#### Try it:
All records are to be printed again exactly as they appear.

[Element data from apps and pages]
····················

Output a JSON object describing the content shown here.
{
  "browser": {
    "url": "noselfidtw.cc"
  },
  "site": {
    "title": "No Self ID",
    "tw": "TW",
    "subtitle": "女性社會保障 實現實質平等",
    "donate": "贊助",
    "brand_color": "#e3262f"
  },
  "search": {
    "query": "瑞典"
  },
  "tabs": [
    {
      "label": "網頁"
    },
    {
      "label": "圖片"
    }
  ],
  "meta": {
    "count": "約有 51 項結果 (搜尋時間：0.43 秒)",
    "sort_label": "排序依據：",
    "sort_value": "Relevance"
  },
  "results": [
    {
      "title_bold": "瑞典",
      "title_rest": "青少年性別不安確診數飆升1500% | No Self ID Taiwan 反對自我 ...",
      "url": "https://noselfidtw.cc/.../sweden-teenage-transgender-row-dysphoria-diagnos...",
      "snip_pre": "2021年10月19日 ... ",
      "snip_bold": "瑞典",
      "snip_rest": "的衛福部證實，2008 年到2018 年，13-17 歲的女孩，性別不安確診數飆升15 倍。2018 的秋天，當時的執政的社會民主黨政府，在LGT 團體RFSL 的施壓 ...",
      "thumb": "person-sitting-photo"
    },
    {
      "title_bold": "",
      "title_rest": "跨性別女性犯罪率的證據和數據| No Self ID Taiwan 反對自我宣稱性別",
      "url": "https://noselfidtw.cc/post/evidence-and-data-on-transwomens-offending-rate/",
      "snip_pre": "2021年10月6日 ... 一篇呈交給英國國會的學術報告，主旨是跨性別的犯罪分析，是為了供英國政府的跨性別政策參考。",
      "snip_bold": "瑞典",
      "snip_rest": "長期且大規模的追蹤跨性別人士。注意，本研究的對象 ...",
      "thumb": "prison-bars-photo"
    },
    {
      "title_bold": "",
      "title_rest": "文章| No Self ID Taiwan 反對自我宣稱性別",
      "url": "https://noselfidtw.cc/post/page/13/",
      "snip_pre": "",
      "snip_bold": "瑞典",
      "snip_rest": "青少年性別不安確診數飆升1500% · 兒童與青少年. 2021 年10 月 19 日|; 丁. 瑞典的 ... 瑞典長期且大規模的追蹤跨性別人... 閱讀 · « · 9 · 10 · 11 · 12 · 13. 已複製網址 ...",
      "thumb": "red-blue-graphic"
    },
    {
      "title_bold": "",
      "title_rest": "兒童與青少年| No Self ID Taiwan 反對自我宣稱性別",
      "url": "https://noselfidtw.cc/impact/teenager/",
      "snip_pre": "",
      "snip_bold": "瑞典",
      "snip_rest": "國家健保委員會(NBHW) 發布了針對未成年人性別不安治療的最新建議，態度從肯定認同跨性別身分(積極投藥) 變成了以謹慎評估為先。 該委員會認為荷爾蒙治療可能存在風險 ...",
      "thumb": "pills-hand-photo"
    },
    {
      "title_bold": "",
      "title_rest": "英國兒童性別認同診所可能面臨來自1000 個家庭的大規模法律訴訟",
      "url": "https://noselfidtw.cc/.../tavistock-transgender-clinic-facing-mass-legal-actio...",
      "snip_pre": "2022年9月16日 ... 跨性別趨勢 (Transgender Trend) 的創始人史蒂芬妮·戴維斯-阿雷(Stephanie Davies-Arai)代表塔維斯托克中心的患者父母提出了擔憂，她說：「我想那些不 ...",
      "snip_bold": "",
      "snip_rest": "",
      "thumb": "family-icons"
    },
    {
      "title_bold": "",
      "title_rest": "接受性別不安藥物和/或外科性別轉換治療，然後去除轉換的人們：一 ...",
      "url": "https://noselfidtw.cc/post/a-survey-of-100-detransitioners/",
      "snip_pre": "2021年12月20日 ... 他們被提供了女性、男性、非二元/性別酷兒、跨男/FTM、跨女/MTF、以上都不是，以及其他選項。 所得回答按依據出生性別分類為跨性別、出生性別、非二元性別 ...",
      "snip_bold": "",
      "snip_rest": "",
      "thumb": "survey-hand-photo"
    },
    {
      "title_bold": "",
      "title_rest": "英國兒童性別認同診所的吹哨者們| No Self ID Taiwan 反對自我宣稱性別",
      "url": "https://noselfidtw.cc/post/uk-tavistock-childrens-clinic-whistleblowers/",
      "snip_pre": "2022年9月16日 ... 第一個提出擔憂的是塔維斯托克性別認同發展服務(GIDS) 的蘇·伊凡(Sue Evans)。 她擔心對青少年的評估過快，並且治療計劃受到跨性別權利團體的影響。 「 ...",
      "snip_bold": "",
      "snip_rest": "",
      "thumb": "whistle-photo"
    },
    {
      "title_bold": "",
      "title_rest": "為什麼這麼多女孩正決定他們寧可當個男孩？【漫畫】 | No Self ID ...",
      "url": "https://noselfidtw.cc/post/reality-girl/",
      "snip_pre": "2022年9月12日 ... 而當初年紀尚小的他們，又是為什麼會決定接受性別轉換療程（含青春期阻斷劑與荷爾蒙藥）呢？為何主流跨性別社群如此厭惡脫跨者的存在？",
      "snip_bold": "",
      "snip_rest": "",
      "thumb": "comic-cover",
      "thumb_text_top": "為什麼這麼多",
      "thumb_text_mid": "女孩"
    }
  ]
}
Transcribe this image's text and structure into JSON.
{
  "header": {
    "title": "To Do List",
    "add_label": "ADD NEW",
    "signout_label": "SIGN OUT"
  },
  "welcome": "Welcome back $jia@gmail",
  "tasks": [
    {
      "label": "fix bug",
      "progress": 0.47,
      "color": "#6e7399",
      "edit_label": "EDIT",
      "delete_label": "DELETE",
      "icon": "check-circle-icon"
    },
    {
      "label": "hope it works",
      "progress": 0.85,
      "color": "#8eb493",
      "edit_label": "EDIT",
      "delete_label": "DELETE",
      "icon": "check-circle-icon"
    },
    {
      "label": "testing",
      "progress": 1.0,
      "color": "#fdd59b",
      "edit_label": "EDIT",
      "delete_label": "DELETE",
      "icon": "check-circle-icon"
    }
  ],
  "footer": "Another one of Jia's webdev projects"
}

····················

#### Answer to this task:
Output a JSON object describing the content shown here.
{
  "browser": {
    "url": "noselfidtw.cc"
  },
  "site": {
    "title": "No Self ID",
    "tw": "TW",
    "subtitle": "女性社會保障 實現實質平等",
    "donate": "贊助",
    "brand_color": "#e3262f"
  },
  "search": {
    "query": "瑞典"
  },
  "tabs": [
    {
      "label": "網頁"
    },
    {
      "label": "圖片"
    }
  ],
  "meta": {
    "count": "約有 51 項結果 (搜尋時間：0.43 秒)",
    "sort_label": "排序依據：",
    "sort_value": "Relevance"
  },
  "results": [
    {
      "title_bold": "瑞典",
      "title_rest": "青少年性別不安確診數飆升1500% | No Self ID Taiwan 反對自我 ...",
      "url": "https://noselfidtw.cc/.../sweden-teenage-transgender-row-dysphoria-diagnos...",
      "snip_pre": "2021年10月19日 ... ",
      "snip_bold": "瑞典",
      "snip_rest": "的衛福部證實，2008 年到2018 年，13-17 歲的女孩，性別不安確診數飆升15 倍。2018 的秋天，當時的執政的社會民主黨政府，在LGT 團體RFSL 的施壓 ...",
      "thumb": "person-sitting-photo"
    },
    {
      "title_bold": "",
      "title_rest": "跨性別女性犯罪率的證據和數據| No Self ID Taiwan 反對自我宣稱性別",
      "url": "https://noselfidtw.cc/post/evidence-and-data-on-transwomens-offending-rate/",
      "snip_pre": "2021年10月6日 ... 一篇呈交給英國國會的學術報告，主旨是跨性別的犯罪分析，是為了供英國政府的跨性別政策參考。",
      "snip_bold": "瑞典",
      "snip_rest": "長期且大規模的追蹤跨性別人士。注意，本研究的對象 ...",
      "thumb": "prison-bars-photo"
    },
    {
      "title_bold": "",
      "title_rest": "文章| No Self ID Taiwan 反對自我宣稱性別",
      "url": "https://noselfidtw.cc/post/page/13/",
      "snip_pre": "",
      "snip_bold": "瑞典",
      "snip_rest": "青少年性別不安確診數飆升1500% · 兒童與青少年. 2021 年10 月 19 日|; 丁. 瑞典的 ... 瑞典長期且大規模的追蹤跨性別人... 閱讀 · « · 9 · 10 · 11 · 12 · 13. 已複製網址 ...",
      "thumb": "red-blue-graphic"
    },
    {
      "title_bold": "",
      "title_rest": "兒童與青少年| No Self ID Taiwan 反對自我宣稱性別",
      "url": "https://noselfidtw.cc/impact/teenager/",
      "snip_pre": "",
      "snip_bold": "瑞典",
      "snip_rest": "國家健保委員會(NBHW) 發布了針對未成年人性別不安治療的最新建議，態度從肯定認同跨性別身分(積極投藥) 變成了以謹慎評估為先。 該委員會認為荷爾蒙治療可能存在風險 ...",
      "thumb": "pills-hand-photo"
    },
    {
      "title_bold": "",
      "title_rest": "英國兒童性別認同診所可能面臨來自1000 個家庭的大規模法律訴訟",
      "url": "https://noselfidtw.cc/.../tavistock-transgender-clinic-facing-mass-legal-actio...",
      "snip_pre": "2022年9月16日 ... 跨性別趨勢 (Transgender Trend) 的創始人史蒂芬妮·戴維斯-阿雷(Stephanie Davies-Arai)代表塔維斯托克中心的患者父母提出了擔憂，她說：「我想那些不 ...",
      "snip_bold": "",
      "snip_rest": "",
      "thumb": "family-icons"
    },
    {
      "title_bold": "",
      "title_rest": "接受性別不安藥物和/或外科性別轉換治療，然後去除轉換的人們：一 ...",
      "url": "https://noselfidtw.cc/post/a-survey-of-100-detransitioners/",
      "snip_pre": "2021年12月20日 ... 他們被提供了女性、男性、非二元/性別酷兒、跨男/FTM、跨女/MTF、以上都不是，以及其他選項。 所得回答按依據出生性別分類為跨性別、出生性別、非二元性別 ...",
      "snip_bold": "",
      "snip_rest": "",
      "thumb": "survey-hand-photo"
    },
    {
      "title_bold": "",
      "title_rest": "英國兒童性別認同診所的吹哨者們| No Self ID Taiwan 反對自我宣稱性別",
      "url": "https://noselfidtw.cc/post/uk-tavistock-childrens-clinic-whistleblowers/",
      "snip_pre": "2022年9月16日 ... 第一個提出擔憂的是塔維斯托克性別認同發展服務(GIDS) 的蘇·伊凡(Sue Evans)。 她擔心對青少年的評估過快，並且治療計劃受到跨性別權利團體的影響。 「 ...",
      "snip_bold": "",
      "snip_rest": "",
      "thumb": "whistle-photo"
    },
    {
      "title_bold": "",
      "title_rest": "為什麼這麼多女孩正決定他們寧可當個男孩？【漫畫】 | No Self ID ...",
      "url": "https://noselfidtw.cc/post/reality-girl/",
      "snip_pre": "2022年9月12日 ... 而當初年紀尚小的他們，又是為什麼會決定接受性別轉換療程（含青春期阻斷劑與荷爾蒙藥）呢？為何主流跨性別社群如此厭惡脫跨者的存在？",
      "snip_bold": "",
      "snip_rest": "",
      "thumb": "comic-cover",
      "thumb_text_top": "為什麼這麼多",
      "thumb_text_mid": "女孩"
    }
  ]
}
Transcribe this image's text and structure into JSON.
{
  "header": {
    "title": "To Do List",
    "add_label": "ADD NEW",
    "signout_label": "SIGN OUT"
  },
  "welcome": "Welcome back $jia@gmail",
  "tasks": [
    {
      "label": "fix bug",
      "progress": 0.47,
      "color": "#6e7399",
      "edit_label": "EDIT",
      "delete_label": "DELETE",
      "icon": "check-circle-icon"
    },
    {
      "label": "hope it works",
      "progress": 0.85,
      "color": "#8eb493",
      "edit_label": "EDIT",
      "delete_label": "DELETE",
      "icon": "check-circle-icon"
    },
    {
      "label": "testing",
      "progress": 1.0,
      "color": "#fdd59b",
      "edit_label": "EDIT",
      "delete_label": "DELETE",
      "icon": "check-circle-icon"
    }
  ],
  "footer": "Another one of Jia's webdev projects"
}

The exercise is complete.